Ugh. Now I have 1,085 left and the pot is (effectively) 1,785 after Dan’s shove. Adds up to a bit worse than 2-to-1 to make the call. I know Dan’s range is very wide here. If he has two overs (very likely), I’m about 40% to win. So I call and, sure enough, he has . (At the time, Dan typed a “?” when he saw my hand -- I am sure he expected me to have more there -- but I see in his write-up of the event he is saying odds-wise the call was correct.)
Plainly I should have just shoved to start with rather than made the 3x bet, especially if I knew I was going to call an all-in bet like that. But actually, I didn’t know. I’d thought a regular preflop raise might have gotten Dan to fold from the small blind (he doesn’t always protect his blinds). And if the Amy C. -- generally speaking a more conservative player than Dan -- had been the one to put in the big raise from the BB, I’d have let it go for sure. Anyhow, never feels good to call one’s stack off like that, but as it turned out I wasn’t too unhappy with the situation once the chips were in the middle.
The flop came , and I was down to a few outs. The on the turn gave me a straight draw, but the on the river sealed it and I was out in 10th.
I decided not to hop into a cash game afterwards, knowing that oftentimes whenever I play just after busting from a tourney, I tend not to fare too well. Did a little work on the computer while occasionally checking in on the final table as it played out.
I saw Change get her pocket rockets cracked by Michele Lewis’ big slick. Michele had raised, Change had pushed all in, and Michele called. The flop brought a jack and a queen. “Wow,” typed Luckbox (of Up for Poker). “Uh oh,” typed Dan S. The ten came on the turn, and Change was out in 9th.
Benjo appeared to have had connection issues all day and got short-stacked before Michele also bounced him 8th. A little later, Dr. Pauly called Dan S.’s all in bet and appeared in good shape with A-Q versus Dan’s . A four flopped, though, and Pauly couldn’t improve. That crippled the good doctor down below 400 chips, and a few all ins later he finally was bounced in 7th when he ran A-J into Amy C.’s big slick.
The Spaceman went out in 6th when he ran against Dan’s big slick and got no help. Luckbox followed soon thereafter, yet another victim of Michele Lewis. Luckbox had shoved from the button with ace-queen, and Michele called from the big blind with A-10. A ten flopped, and Luckbox couldn’t recover.
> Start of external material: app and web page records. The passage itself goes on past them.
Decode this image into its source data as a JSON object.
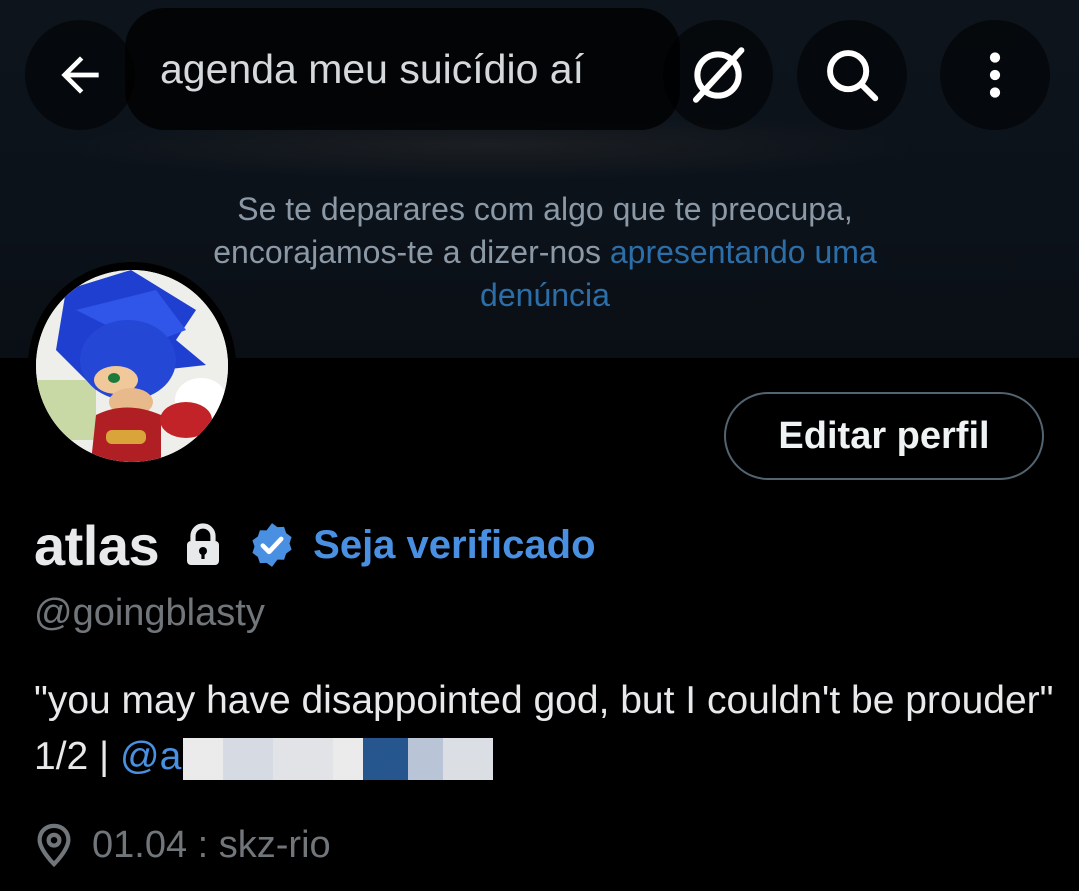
{
  "search": {
    "query": "agenda meu suicídio aí"
  },
  "banner": {
    "notice_text": "Se te deparares com algo que te preocupa, encorajamos-te a dizer-nos",
    "notice_link": "apresentando uma denúncia"
  },
  "profile": {
    "edit_button_label": "Editar perfil",
    "display_name": "atlas",
    "verify_link": "Seja verificado",
    "handle": "@goingblasty",
    "bio_text": "\"you may have disappointed god, but I couldn't be prouder\" 1/2 | ",
    "bio_mention": "@a",
    "location": "01.04 : skz-rio"
  },
  "icons": {
    "back": "arrow-left-icon",
    "clear": "circle-slash-icon",
    "search": "search-icon",
    "more": "more-vertical-icon",
    "lock": "lock-icon",
    "verified": "verified-badge-icon",
    "location": "location-pin-icon"
  },
  "colors": {
    "background": "#000000",
    "accent_link": "#4a90e2",
    "banner_link": "#2b6ea8",
    "muted_text": "#71767b",
    "primary_text": "#e7e9ea",
    "verified_badge": "#4a90e2"
  }
}
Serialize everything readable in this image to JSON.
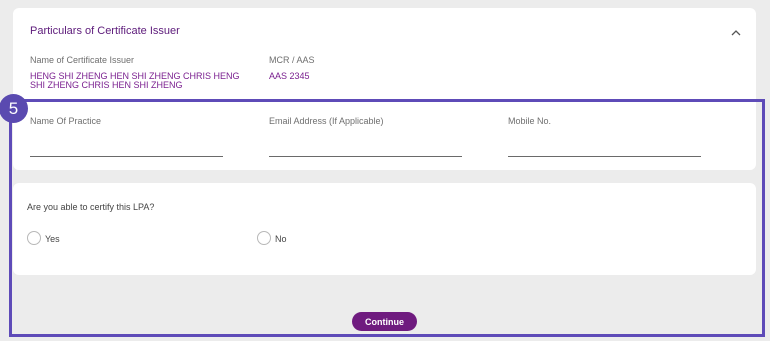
{
  "issuer_section": {
    "title": "Particulars of Certificate Issuer",
    "name_label": "Name of Certificate Issuer",
    "name_value_line1": "HENG SHI ZHENG HEN SHI ZHENG CHRIS HENG",
    "name_value_line2": "SHI ZHENG CHRIS HEN SHI ZHENG",
    "mcr_label": "MCR / AAS",
    "mcr_value": "AAS 2345",
    "practice_label": "Name Of Practice",
    "email_label": "Email Address (If Applicable)",
    "mobile_label": "Mobile No."
  },
  "certify_section": {
    "question": "Are you able to certify this LPA?",
    "yes_label": "Yes",
    "no_label": "No"
  },
  "step_badge": "5",
  "continue_label": "Continue",
  "colors": {
    "accent": "#6f1b7f",
    "highlight": "#5e4bb8",
    "value_text": "#7a1f8f"
  }
}
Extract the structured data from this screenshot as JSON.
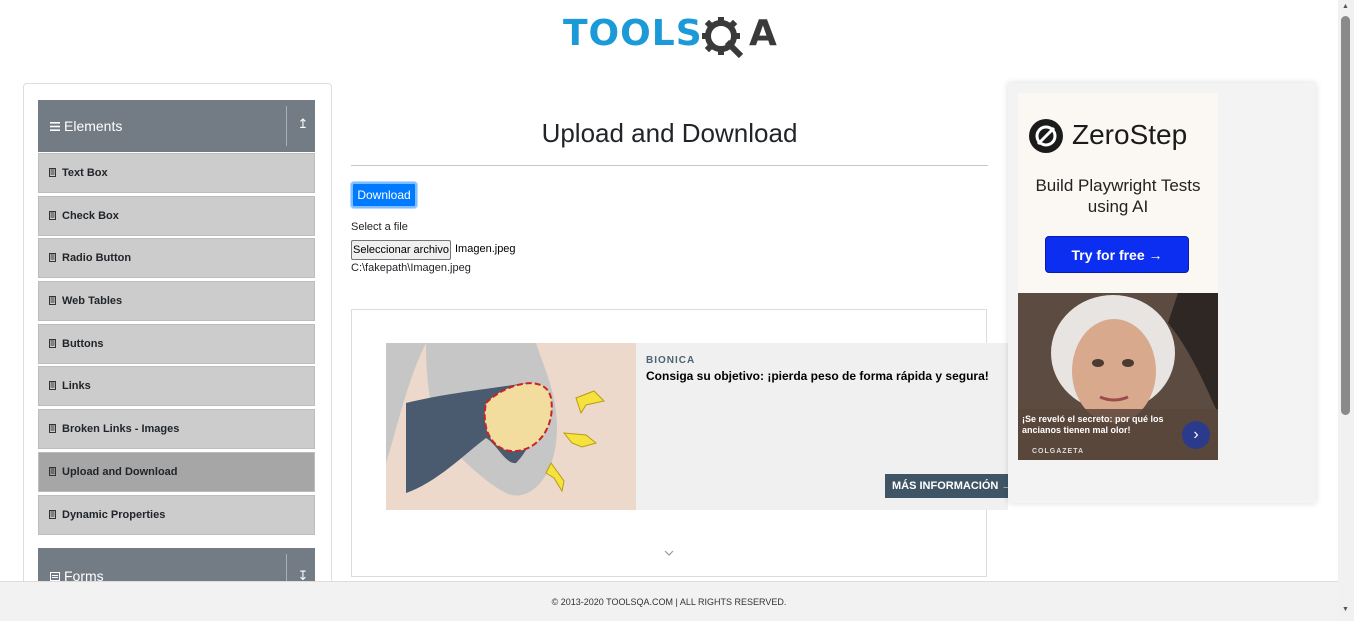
{
  "header": {
    "logo_left": "TOOLS",
    "logo_right": "A"
  },
  "sidebar": {
    "groups": [
      {
        "title": "Elements",
        "arrow": "↥"
      },
      {
        "title": "Forms",
        "arrow": "↧"
      }
    ],
    "items": [
      {
        "label": "Text Box"
      },
      {
        "label": "Check Box"
      },
      {
        "label": "Radio Button"
      },
      {
        "label": "Web Tables"
      },
      {
        "label": "Buttons"
      },
      {
        "label": "Links"
      },
      {
        "label": "Broken Links - Images"
      },
      {
        "label": "Upload and Download"
      },
      {
        "label": "Dynamic Properties"
      }
    ]
  },
  "main": {
    "title": "Upload and Download",
    "download_label": "Download",
    "select_label": "Select a file",
    "file_button_label": "Seleccionar archivo",
    "file_name": "Imagen.jpeg",
    "file_path": "C:\\fakepath\\Imagen.jpeg"
  },
  "center_ad": {
    "brand": "BIONICA",
    "headline": "Consiga su objetivo: ¡pierda peso de forma rápida y segura!",
    "cta": "MÁS INFORMACIÓN →"
  },
  "right_ad": {
    "brand_name": "ZeroStep",
    "subtitle": "Build Playwright Tests using AI",
    "button": "Try for free →",
    "caption": "¡Se reveló el secreto: por qué los ancianos tienen mal olor!",
    "caption_brand": "COLGAZETA",
    "next_arrow": "›"
  },
  "footer": {
    "text": "© 2013-2020 TOOLSQA.COM | ALL RIGHTS RESERVED."
  },
  "colors": {
    "accent": "#007bff",
    "sidebar_header": "#737b84",
    "logo_blue": "#1a9ad6"
  }
}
The remaining four had reached the cash bubble.
The four were all in the 4,000-6,000 chip range when the Poker Shrink (a.k.a. Tim Lavalli) had a big double up with pocket aces through Dan’s pocket eights. Dan would then shove his shortened stack with 9-9 and the Shrink called with 7-7. The flop came 4-5-6, and the trey on the river meant Dan was out in fourth.
The Poker Shrink was running good. With the lone Poker Listings representative out, that meant there would be no rollover of the money this week.
When three-handed play began, the Poker Shrink had just over 10,000 of the chips in play, while Amy and Michele each had around 5,000. A couple of big hands later Tim was up over 14,000, with the women slipping down close to 3,000. The trio then battled for forty hands or so before Michele finally pushed with A-3 and was called by the Shrink who had pocket sixes. The pair held up, and Michele was out in third.
As some of you may know, Tim and Amy are co-authoring a book about Mike Matusow, Check-Raising the Devil, due out next May just before next year’s World Series. At the start of heads-up, the Poker Shrink had about 16,000 to his co-author’s 5,000.
Amy lost a few hands, then doubled up with pocket treys versus Shrink’s ace-queen. Then came another all-in confrontation as Amy took her pocket jacks to war versus Shrink’s . The flop was safe for Amy -- . But the came on the turn, giving Tim the lead. The river was the , and the Poker Shrink was our Event 1 winner.
Congrats to Tim! And thanks to Poker Listings for some big fun. I’m gonna have to see if I can get my head back into a tournament-mindset here before next weekend’s Event 2. Clearly some of that shrinkin’ is in order.